Unconscious bias is perhaps the most sinister and problematic behavior when it comes to diversity and inclusion due to its endemic, often cultural nature.
Despite this, McCann Worldgroup attempted to tackle the issue with an all-day, all-hands internal event on October 22. During "A Day for Meaning," the company’s roughly 20,000 employees participated in workshops, surveys and meetings centered around a number of issues, with unconscious bias being top of the list.
"The issue of unconscious bias permeates pretty much all cultures and regions. You can look to identify and terminate bigotry or predators, but unconscious bias goes deeper," Harris Diamond chairman and CEO of McCann told Campaign US.

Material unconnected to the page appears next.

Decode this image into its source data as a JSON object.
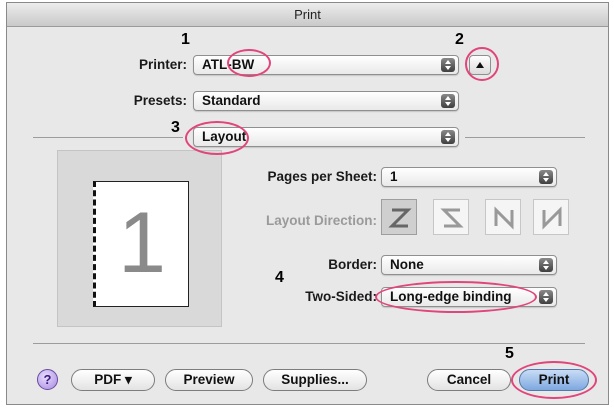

"It was amazing to see people holding meetings until 6 or 7pm that started that morning at 9.30 or 10am. That’s the great thing about this industry -- people want to be better."
According to Diamond, "A Day for Meaning" was the culmination of a little over a year of discussion concerning the issue of unconscious bias, with other steps taken beforehand as well, inclduing other D&I programs as well as the appointment of Singleton Beato as chief diversity and chief engagement officer in 2017.
Harris said the agency network will continuously act on this issue on a global scale beyond a single day event.
"We’ll see how it unfolds around the next year and beyond. It would be naive to think that these issues would go away overnight, but I think we can change. It will take time, but we've been working on this for a couple of years and this is our way of accelerating," Diamond explained.
The first step, he said, was getting a hold on what unconscious bias actually is, with one important distinction being that it can go far beyond race or sex.
"In some countries, we have a tendency to hire people from cities for example -- that's just the nature of the beast and something that we’re looking at," said Diamond.
"The issues around the globe are different, but at the same time, they are similar. The underlying concept of accepting people for who they are regardless of background or what they believe or all the other ways we divide people is universal around the world, even if the actual dividing lines might be different. This could be religion in some offices, ethnic groups in others and so on.
"We want everyone to see other people for who they are."
And to that point, Diamond noted that no one in any office around the globe felt like they were forced to participate or questioned the meaning behind the event.
"There was no place in the world where someone said to me, 'why are we doing this?'" he said.
What people did have questions about is what comes next.
"While we plan on tackling this on a global scale, people have to figure out how to handle this on an individual level themselves and hopefully, this has opened all of our eyes to the issue. It’s essentially a human-to-human problem, with a human-to-human solution," Diamond added.